Daniel Palmer: How long have you been a photography curator?
Susan Bright: I completed my Masters in Art Theory at Goldsmiths College, University of London in 1997, and was not quite sure what I wanted to do. I had been travelling before this and was somewhat rudderless. Soon afterwards, I started to intern at the Chisenhale Gallery in the East End of London. I was really much more interested in video art and installation art at that point, and that was really where I thought I would end up. By a set of very strange coincidences and circumstances, which I still can’t really explain, I ended up volunteering in the photography department at the Victoria & Albert Museum. And that was it. Prior to then, I’d never really looked at art photography seriously before, nor was it taught in my Art History BA. The experience within the photo department set me on my path. What it also made me realise was that I’d always been interested in photography. I’d always collected records, posters and postcards and stuff like that. I was very much into photography in popular culture, but for some reason had not translated that interest into my art history education. From the V&A I went to the National Portrait Gallery, as Assistant Curator, then to the Association of Photographers – which is a slightly odd trade-based organisation for commercial photographers. It was more like a gallery managers post. Here I learnt about the logistics, finance, administration and diplomacy of exhibition making (all essential skills to the wider field of curating). I went freelance as a photography curator and writer in 2002.
DP: What are some of the main changes you’ve seen in the field of photography over this time?

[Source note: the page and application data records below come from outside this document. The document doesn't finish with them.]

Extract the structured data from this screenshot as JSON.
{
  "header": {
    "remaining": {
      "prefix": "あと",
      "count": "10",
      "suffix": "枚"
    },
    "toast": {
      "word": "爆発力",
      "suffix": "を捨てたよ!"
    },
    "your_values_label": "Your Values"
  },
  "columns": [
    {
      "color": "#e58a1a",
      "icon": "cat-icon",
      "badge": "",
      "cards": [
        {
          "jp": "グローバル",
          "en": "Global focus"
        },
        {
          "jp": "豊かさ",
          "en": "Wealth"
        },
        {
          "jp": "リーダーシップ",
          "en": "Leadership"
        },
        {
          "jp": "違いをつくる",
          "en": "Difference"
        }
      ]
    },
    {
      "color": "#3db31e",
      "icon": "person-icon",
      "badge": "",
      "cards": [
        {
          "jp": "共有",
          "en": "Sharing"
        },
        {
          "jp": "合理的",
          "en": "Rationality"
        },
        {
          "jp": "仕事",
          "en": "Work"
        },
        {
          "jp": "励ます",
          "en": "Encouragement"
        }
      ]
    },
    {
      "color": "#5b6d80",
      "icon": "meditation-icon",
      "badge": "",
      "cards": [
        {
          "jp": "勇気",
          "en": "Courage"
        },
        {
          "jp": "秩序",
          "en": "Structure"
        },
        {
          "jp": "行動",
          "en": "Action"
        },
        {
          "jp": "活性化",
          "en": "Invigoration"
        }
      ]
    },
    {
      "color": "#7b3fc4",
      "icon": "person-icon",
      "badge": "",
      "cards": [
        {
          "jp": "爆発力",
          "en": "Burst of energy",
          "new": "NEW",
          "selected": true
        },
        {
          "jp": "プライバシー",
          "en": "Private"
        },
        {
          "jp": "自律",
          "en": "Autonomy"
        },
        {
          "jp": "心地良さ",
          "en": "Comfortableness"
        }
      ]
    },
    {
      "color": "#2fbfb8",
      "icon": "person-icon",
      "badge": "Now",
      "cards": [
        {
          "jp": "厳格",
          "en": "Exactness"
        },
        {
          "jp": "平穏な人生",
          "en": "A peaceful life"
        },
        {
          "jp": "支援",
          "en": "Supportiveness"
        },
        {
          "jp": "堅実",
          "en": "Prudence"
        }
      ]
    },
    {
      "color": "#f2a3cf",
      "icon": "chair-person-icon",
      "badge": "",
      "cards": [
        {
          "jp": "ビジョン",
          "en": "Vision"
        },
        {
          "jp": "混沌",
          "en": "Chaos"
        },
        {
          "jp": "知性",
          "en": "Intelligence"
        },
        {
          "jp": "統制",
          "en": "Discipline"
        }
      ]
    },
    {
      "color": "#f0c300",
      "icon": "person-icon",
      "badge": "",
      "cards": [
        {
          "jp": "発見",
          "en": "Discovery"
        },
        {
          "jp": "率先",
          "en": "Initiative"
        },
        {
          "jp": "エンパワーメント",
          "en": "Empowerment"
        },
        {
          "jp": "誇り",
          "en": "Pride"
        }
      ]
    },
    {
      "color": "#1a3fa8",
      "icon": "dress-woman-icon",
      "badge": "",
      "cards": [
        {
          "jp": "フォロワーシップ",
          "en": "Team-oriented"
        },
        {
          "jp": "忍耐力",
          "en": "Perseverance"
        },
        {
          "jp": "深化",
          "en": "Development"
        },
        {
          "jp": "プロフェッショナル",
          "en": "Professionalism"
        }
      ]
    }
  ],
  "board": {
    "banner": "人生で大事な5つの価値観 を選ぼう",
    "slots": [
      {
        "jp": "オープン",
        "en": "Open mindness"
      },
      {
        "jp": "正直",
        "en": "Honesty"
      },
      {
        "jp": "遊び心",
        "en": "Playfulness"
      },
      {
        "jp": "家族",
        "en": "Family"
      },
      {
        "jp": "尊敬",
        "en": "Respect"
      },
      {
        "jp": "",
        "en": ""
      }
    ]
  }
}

SB: I’ve seen huge shifts and changes. The most obvious one being the development of the Internet in terms of peoples websites, blogs and so on. We are a just a much more visual culture then when I started curating. I lived the analogue to digital switch with photographers. I have also been doing it long enough to witness trends in the strategies employed by photographers; modes of presentation and theoretical arguments. Some topical and relevant and essential: others not so much. The photoboook fetish is relatively new, as is self publishing. One thing that has remained constant is the autobiographical desire with young photographers. I have also been teaching since 2002 and students tend to gravitate towards personal stories. Not all of them of course, and recently there is certainly more collage and installation work, but family, self and community is a rich subject in photography that seems to constantly pull.